Governor Hochul Pushes For End To Remote Work
During the COVID-19 pandemic, thousands – if not hundreds of thousands – of employees have changed over to working remotely, primarily for safety reasons. In November 2021, Governor Hochul began to urge New York employers to bring their employees ‘back to the office’ – which, despite her intentions, may cause serious problems for certain employers and employees. If you are an employee who works remotely and suddenly, that option is removed from you, it may be discriminatory (depending on the specific facts of your situation).
Remote Work Is Better For Many
Gov. Hochul spoke in early November 2021, citing statistics from the think tank Partnership For New York in saying that only 28 percent of Manhattan workers are back in the office on an average workday, and only around 8 percent of those are full-time. She spoke of missing the “energy and innovation” fostered by the “connections with human beings.” However, statistics show that remote work is advantageous for many employees, and can actually lead to higher productivity in some industries.

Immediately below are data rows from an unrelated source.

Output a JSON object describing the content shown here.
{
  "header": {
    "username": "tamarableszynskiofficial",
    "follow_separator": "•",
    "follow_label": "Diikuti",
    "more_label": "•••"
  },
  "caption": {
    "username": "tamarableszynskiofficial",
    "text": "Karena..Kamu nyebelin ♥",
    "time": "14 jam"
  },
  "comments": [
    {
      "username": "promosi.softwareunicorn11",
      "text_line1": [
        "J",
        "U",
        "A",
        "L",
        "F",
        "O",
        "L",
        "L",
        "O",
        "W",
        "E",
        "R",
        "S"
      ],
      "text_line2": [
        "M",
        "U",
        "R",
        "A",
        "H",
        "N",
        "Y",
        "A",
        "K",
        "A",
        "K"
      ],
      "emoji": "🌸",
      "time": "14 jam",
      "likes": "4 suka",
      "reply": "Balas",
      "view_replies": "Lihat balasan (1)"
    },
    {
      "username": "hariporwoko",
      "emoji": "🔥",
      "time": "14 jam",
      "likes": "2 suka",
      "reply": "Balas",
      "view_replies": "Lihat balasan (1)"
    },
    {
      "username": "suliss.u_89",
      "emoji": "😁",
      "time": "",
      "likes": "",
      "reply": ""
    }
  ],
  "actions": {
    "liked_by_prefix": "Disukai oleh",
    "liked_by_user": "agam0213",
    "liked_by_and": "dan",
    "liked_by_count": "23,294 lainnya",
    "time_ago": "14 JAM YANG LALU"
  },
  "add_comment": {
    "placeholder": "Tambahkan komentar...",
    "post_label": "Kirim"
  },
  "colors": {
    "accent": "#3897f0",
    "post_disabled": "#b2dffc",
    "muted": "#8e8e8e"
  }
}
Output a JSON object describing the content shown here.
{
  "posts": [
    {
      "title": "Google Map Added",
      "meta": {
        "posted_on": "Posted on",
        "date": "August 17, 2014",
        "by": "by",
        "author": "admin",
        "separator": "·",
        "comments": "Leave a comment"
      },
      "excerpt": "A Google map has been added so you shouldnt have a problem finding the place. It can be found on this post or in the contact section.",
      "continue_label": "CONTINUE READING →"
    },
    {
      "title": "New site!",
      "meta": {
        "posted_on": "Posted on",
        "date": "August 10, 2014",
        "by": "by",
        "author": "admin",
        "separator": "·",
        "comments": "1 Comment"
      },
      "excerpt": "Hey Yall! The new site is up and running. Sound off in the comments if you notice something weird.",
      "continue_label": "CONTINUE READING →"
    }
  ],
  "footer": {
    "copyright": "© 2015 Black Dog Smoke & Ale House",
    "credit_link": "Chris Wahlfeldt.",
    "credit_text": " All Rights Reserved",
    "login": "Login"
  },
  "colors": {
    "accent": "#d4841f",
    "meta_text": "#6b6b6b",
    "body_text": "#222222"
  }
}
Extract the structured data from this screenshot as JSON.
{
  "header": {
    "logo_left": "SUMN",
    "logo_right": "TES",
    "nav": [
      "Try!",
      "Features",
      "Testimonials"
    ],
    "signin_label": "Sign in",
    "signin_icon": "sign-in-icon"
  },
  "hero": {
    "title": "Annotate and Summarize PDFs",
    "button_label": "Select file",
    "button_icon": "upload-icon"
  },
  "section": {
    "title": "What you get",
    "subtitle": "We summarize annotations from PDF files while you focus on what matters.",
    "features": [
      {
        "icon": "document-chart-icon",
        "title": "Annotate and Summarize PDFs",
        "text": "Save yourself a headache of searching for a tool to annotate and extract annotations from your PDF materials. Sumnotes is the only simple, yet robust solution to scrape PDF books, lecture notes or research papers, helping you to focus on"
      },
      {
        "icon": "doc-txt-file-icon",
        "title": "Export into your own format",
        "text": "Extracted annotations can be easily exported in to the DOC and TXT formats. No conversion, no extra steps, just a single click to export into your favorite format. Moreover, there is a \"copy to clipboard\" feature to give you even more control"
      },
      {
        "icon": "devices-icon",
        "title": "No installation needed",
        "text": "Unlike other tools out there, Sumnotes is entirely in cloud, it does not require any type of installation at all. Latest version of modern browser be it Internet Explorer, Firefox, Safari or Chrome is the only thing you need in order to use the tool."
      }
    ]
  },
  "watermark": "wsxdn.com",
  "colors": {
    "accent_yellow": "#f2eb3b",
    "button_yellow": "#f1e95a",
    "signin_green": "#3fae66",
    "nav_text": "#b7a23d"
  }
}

Proponents of making all employees return to the office full time cite the office culture and oversight as reasons why offices are necessary; in reality, procrastination has been shown to be less of an issue than most have feared, with most workers being more productive when at home and comfortable – even when they are ill. Obviously, some industries are better suited to telework than others, but those who favor a return to the office tend to want to impose such regulations across the board.
Is Remote Work A Reasonable Accommodation?

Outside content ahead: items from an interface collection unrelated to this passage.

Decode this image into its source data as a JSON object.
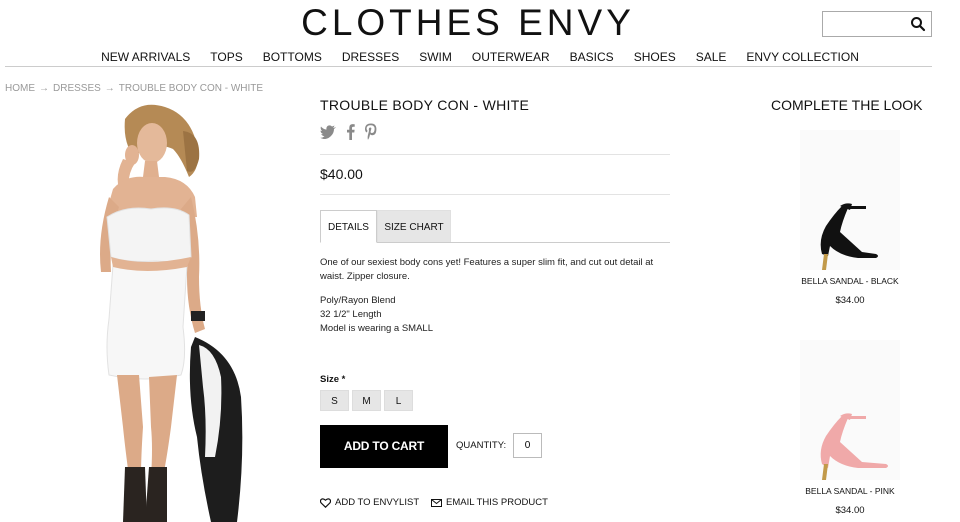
{
  "header": {
    "logo": "CLOTHES ENVY",
    "search": {
      "placeholder": ""
    }
  },
  "nav": {
    "items": [
      "NEW ARRIVALS",
      "TOPS",
      "BOTTOMS",
      "DRESSES",
      "SWIM",
      "OUTERWEAR",
      "BASICS",
      "SHOES",
      "SALE",
      "ENVY COLLECTION"
    ]
  },
  "breadcrumb": {
    "home": "HOME",
    "sep": "→",
    "category": "DRESSES",
    "current": "TROUBLE BODY CON - WHITE"
  },
  "product": {
    "title": "TROUBLE BODY CON - WHITE",
    "price": "$40.00",
    "tabs": {
      "details": "DETAILS",
      "size_chart": "SIZE CHART"
    },
    "description": "One of our sexiest body cons yet! Features a super slim fit, and cut out detail at waist. Zipper closure.",
    "specs": [
      "Poly/Rayon Blend",
      "32 1/2\" Length",
      "Model is wearing a SMALL"
    ],
    "size_label": "Size *",
    "sizes": [
      "S",
      "M",
      "L"
    ],
    "add_to_cart": "ADD TO CART",
    "quantity_label": "QUANTITY:",
    "quantity_value": "0",
    "add_to_envylist": "ADD TO ENVYLIST",
    "email_product": "EMAIL THIS PRODUCT"
  },
  "complete_the_look": {
    "title": "COMPLETE THE LOOK",
    "items": [
      {
        "name": "BELLA SANDAL - BLACK",
        "price": "$34.00",
        "color": "#111111"
      },
      {
        "name": "BELLA SANDAL - PINK",
        "price": "$34.00",
        "color": "#f0a9a9"
      }
    ]
  }
}
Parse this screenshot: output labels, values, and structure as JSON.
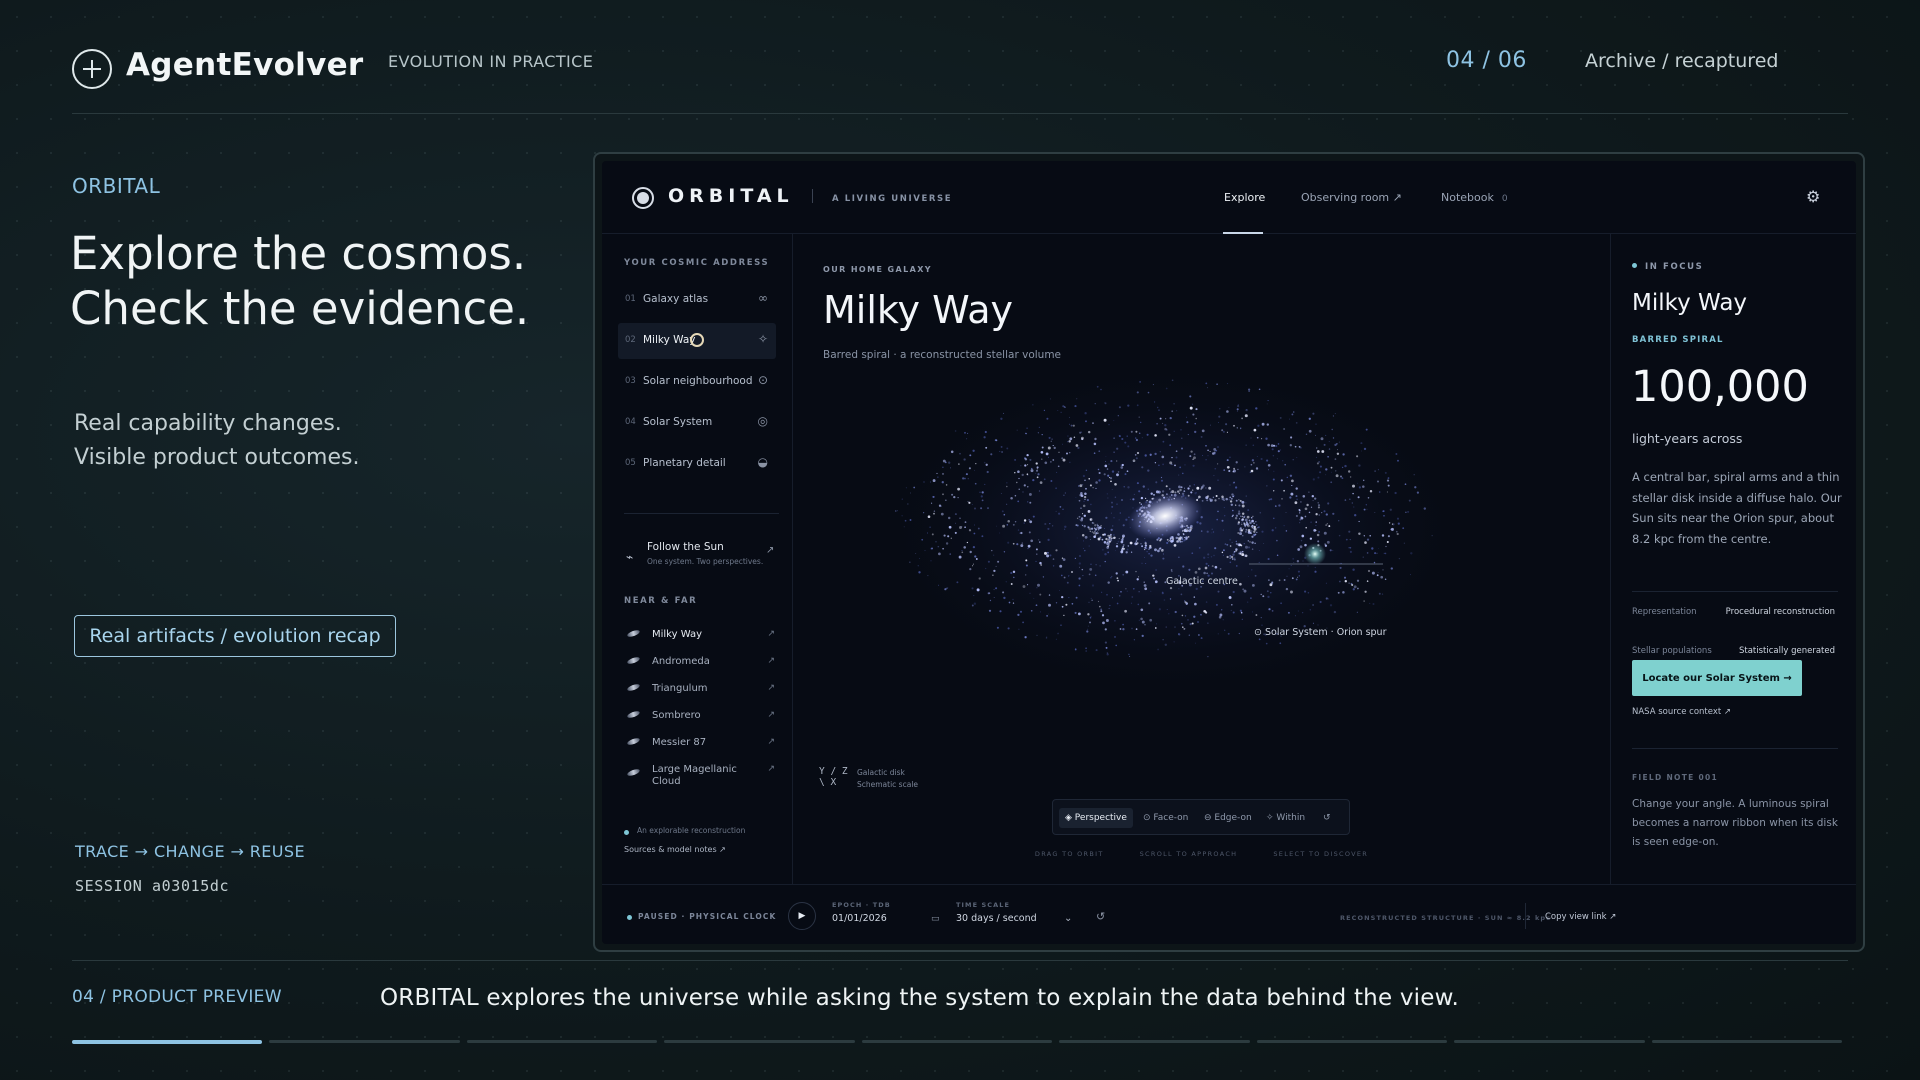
{
  "header": {
    "brand": "AgentEvolver",
    "tagline": "EVOLUTION IN PRACTICE",
    "counter": "04 / 06",
    "archive": "Archive / recaptured"
  },
  "intro": {
    "kicker": "ORBITAL",
    "headline_1": "Explore the cosmos.",
    "headline_2": "Check the evidence.",
    "sub_1": "Real capability changes.",
    "sub_2": "Visible product outcomes.",
    "pill": "Real artifacts / evolution recap",
    "trace": "TRACE → CHANGE → REUSE",
    "session": "SESSION  a03015dc"
  },
  "app": {
    "name": "ORBITAL",
    "tagline": "A LIVING UNIVERSE",
    "tabs": {
      "explore": "Explore",
      "observe": "Observing room ↗",
      "notebook": "Notebook",
      "notebook_count": "0"
    },
    "sidebar": {
      "address_head": "YOUR COSMIC ADDRESS",
      "address_items": [
        {
          "num": "01",
          "label": "Galaxy atlas",
          "icon": "∞"
        },
        {
          "num": "02",
          "label": "Milky Way",
          "icon": "✧"
        },
        {
          "num": "03",
          "label": "Solar neighbourhood",
          "icon": "⊙"
        },
        {
          "num": "04",
          "label": "Solar System",
          "icon": "◎"
        },
        {
          "num": "05",
          "label": "Planetary detail",
          "icon": "◒"
        }
      ],
      "follow_title": "Follow the Sun",
      "follow_sub": "One system. Two perspectives.",
      "near_head": "NEAR & FAR",
      "near_items": [
        "Milky Way",
        "Andromeda",
        "Triangulum",
        "Sombrero",
        "Messier 87",
        "Large Magellanic Cloud"
      ],
      "recon_note": "An explorable reconstruction",
      "sources": "Sources & model notes ↗"
    },
    "main": {
      "kicker": "OUR HOME GALAXY",
      "title": "Milky Way",
      "subtitle": "Barred spiral · a reconstructed stellar volume",
      "centre_label": "Galactic centre",
      "sol_label": "⊙ Solar System · Orion spur",
      "axis_glyph_1": "Y / Z",
      "axis_glyph_2": "\\ X",
      "axis_note_1": "Galactic disk",
      "axis_note_2": "Schematic scale",
      "views": [
        "Perspective",
        "Face-on",
        "Edge-on",
        "Within"
      ],
      "hints": [
        "DRAG TO ORBIT",
        "SCROLL TO APPROACH",
        "SELECT TO DISCOVER"
      ]
    },
    "focus": {
      "kicker": "IN FOCUS",
      "title": "Milky Way",
      "type": "BARRED SPIRAL",
      "big": "100,000",
      "unit": "light-years across",
      "desc": "A central bar, spiral arms and a thin stellar disk inside a diffuse halo. Our Sun sits near the Orion spur, about 8.2 kpc from the centre.",
      "rep_key": "Representation",
      "rep_val": "Procedural reconstruction",
      "pop_key": "Stellar populations",
      "pop_val": "Statistically generated",
      "locate": "Locate our Solar System →",
      "nasa": "NASA source context ↗",
      "fn_kicker": "FIELD NOTE 001",
      "fn_text": "Change your angle. A luminous spiral becomes a narrow ribbon when its disk is seen edge-on."
    },
    "bottom": {
      "paused": "PAUSED · PHYSICAL CLOCK",
      "epoch_label": "EPOCH · TDB",
      "epoch": "01/01/2026",
      "scale_label": "TIME SCALE",
      "scale": "30 days / second",
      "structure": "RECONSTRUCTED STRUCTURE   ·   SUN ≈ 8.2 kpc",
      "copy": "Copy view link ↗"
    }
  },
  "footer": {
    "label": "04 / PRODUCT PREVIEW",
    "caption": "ORBITAL explores the universe while asking the system to explain the data behind the view.",
    "progress_active": 1,
    "progress_total": 9
  }
}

In addition to statistics showing remote work’s place in the new economy, employers banning remote work may have legal ramifications to manage, particularly with regard to disabled employees. The Americans With Disabilities Act (ADA), as well as New York’s Human Rights Law, prohibit discrimination in employment, and mandate that an employer must provide a disabled employee with reasonable accommodations if they are asked for. An accommodation is “reasonable” if it would not pose an undue hardship to the employer.

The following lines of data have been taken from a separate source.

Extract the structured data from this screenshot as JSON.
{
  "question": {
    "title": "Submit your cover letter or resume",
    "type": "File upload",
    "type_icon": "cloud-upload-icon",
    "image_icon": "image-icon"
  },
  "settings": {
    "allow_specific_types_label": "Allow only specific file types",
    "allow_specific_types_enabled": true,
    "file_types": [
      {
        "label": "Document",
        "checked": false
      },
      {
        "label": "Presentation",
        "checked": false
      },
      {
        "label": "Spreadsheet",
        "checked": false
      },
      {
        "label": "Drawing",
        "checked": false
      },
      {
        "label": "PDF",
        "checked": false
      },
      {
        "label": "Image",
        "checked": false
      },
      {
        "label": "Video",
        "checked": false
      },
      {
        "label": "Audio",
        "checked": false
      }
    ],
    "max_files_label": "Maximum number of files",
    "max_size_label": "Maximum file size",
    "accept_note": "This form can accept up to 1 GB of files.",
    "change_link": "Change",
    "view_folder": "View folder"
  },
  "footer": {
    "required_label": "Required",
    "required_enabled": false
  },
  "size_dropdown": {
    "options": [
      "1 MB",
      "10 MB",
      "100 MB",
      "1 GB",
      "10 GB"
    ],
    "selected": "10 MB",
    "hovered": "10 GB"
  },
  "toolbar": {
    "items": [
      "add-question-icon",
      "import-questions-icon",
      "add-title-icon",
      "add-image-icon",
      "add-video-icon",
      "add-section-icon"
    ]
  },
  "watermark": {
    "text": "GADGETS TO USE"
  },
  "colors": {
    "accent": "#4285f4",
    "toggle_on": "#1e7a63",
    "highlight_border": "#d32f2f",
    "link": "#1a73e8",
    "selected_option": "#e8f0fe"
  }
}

In other states, remote work would be more likely to be characterized as an ‘undue hardship,’ but New York’s law is expansive in regard to protected classes and characteristics. Depending on the industry and the status of the disabled employee, it is likely that remote work will be seen as a reasonable accommodation, particularly for physically disabled employees. Gov. Hochul’s statements do not take into account the hurdles that disabled workers may face in being hired and performing their jobs during a global pandemic, and should not be taken as a mandate across the board.
Contact A New York Employment Discrimination Attorney
While there is no indication that any kind of legislation will be passed to regulate remote work (indeed, Gov. Hochul specifically stated she did not intend to ban Zoom or take any steps that would be seen as drastic), it is worth being aware of your rights with regard to working from home, particularly if you are disabled. If you have questions or concerns, calling a New York City employment discrimination attorney from Mansell Law, LLC can be the first step to getting them managed. Call our offices today at 646-921-8900 for a free consultation.